Her latest work is divided into two categories. The first one for practical reasons can be placed under Expressionism due to the use of color and the brush strokes. Here we can note the influence of American art not so much in the conceptual content as in the internal formulation. This art form although it is quite abstract keeps many allusions to visual reality. The “Bull of Bogotá” and “Fish and a Red Sky” are two examples of this period. The second unity has as a main element the human figure.

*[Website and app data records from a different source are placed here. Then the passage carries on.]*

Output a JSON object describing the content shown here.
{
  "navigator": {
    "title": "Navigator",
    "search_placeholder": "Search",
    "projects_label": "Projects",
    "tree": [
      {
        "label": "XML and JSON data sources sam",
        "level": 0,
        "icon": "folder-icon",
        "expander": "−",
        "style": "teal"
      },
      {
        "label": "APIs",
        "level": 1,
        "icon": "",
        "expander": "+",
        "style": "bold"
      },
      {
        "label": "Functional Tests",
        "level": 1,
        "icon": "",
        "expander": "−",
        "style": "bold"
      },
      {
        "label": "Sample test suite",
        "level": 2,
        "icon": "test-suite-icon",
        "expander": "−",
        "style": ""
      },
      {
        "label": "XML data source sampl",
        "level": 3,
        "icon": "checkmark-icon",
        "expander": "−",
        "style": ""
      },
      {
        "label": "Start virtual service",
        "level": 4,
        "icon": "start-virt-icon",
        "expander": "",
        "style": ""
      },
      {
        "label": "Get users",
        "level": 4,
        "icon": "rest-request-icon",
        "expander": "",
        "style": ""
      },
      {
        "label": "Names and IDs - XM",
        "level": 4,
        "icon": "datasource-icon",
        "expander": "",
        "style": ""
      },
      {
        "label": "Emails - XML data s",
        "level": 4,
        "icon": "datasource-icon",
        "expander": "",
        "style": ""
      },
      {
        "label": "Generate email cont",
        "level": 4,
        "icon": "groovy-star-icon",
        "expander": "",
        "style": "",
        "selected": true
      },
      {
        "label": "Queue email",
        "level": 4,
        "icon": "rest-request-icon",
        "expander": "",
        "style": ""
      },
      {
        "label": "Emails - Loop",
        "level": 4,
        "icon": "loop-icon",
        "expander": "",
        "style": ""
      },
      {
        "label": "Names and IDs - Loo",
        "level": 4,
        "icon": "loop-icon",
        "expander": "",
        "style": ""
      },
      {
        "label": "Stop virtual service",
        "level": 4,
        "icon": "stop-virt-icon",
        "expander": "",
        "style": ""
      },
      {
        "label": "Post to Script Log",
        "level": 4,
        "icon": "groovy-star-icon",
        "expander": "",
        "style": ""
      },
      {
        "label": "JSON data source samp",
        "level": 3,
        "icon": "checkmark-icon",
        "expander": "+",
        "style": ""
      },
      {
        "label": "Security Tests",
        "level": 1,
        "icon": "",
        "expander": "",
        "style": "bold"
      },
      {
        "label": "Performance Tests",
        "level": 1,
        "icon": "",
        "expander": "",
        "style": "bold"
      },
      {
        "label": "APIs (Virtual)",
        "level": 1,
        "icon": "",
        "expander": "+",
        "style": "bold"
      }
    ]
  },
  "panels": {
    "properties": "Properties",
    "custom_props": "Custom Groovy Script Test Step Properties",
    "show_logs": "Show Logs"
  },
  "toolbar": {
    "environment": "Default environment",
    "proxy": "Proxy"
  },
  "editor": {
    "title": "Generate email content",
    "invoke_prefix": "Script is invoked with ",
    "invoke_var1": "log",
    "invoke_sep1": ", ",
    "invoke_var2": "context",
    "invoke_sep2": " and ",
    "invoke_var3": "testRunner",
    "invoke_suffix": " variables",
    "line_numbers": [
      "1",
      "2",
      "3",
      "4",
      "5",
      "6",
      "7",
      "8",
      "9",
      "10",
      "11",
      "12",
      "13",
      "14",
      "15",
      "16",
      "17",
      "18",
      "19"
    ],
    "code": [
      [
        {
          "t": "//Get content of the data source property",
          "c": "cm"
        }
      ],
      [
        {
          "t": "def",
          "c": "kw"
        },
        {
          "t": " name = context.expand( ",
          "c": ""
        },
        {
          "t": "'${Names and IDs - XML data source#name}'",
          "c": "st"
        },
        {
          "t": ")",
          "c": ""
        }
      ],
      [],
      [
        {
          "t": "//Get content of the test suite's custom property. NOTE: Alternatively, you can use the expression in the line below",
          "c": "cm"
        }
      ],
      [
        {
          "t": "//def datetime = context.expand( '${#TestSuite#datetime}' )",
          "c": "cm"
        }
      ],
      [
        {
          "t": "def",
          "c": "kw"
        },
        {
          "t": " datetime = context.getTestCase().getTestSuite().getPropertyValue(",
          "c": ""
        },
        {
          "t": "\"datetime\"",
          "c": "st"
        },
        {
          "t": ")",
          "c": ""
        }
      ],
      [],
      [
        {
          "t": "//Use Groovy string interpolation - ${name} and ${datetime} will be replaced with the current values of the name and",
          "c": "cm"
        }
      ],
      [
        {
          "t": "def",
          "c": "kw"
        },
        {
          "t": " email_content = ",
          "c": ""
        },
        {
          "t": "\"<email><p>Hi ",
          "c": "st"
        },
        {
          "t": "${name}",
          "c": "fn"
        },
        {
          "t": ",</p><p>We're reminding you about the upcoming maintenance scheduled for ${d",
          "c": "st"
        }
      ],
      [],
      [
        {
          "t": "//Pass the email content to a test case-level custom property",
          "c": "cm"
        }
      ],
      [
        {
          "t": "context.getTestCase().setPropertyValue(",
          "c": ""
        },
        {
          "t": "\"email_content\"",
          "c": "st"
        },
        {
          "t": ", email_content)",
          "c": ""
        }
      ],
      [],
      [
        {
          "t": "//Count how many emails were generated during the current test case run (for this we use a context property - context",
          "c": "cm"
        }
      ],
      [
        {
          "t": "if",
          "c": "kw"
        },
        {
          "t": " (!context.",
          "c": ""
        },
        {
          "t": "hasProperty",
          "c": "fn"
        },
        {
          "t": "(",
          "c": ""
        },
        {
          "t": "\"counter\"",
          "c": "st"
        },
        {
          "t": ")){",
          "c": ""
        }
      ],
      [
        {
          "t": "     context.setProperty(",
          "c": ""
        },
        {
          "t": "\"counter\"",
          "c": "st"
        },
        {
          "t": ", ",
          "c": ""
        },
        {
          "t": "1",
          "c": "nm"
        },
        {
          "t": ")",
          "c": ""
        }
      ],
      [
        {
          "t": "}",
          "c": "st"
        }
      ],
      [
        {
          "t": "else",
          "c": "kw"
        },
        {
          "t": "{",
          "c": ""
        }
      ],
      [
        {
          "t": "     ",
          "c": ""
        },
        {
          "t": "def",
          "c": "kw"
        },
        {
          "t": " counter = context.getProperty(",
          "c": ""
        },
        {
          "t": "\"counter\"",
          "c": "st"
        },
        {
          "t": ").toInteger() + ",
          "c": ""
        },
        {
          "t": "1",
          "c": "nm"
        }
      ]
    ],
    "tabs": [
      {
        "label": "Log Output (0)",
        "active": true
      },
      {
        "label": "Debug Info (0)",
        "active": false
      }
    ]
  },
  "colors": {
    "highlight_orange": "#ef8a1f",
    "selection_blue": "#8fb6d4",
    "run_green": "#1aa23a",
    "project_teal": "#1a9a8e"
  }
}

The figure determines the visual story (scenario?) of this body of work. Thematically it moves in it’s own personal myth personalizing elements from the environment giving them a metaphysical appearance and an essence of pre-Columbian art. It is interesting to note how the artist using simple everyday objects such as a table, a chair, a bird, pomegranates, fish, a bowl of olives, creates a code of symbolic elements which are placed in opposition to the figure therefore achieving a mysterious, enigmatic atmosphere. We can see the table in almost all the paintings. In the “Byzantine Emperors Table” and “Meal at a Red Table”  are   two works  where the table not only takes up a large visual space but also where the different objects are projected.

Susan Vargas’s main worry is to present the essence of things. Each expressive element must serve the aim. She has chosen minimalist flat forms. These spaces are energized by using opposite colors, tonal values and textures. Although her brushstrokes are expressive the economy of form and a tendency towards minimalism leads to a mysterious quietness which is unusual. The figures outstretched arm insinuates the Biblical gesture of Jude. In this case the old meaning can be reinterpreted as a multileveled message.   In “Invitation of a Bird” this is precisely what we can see. The painting questions the relationship of man with nature and also of man with himself. This dialectic transpires through all the artistic work.

Caroline Frances – Writer and Art Critic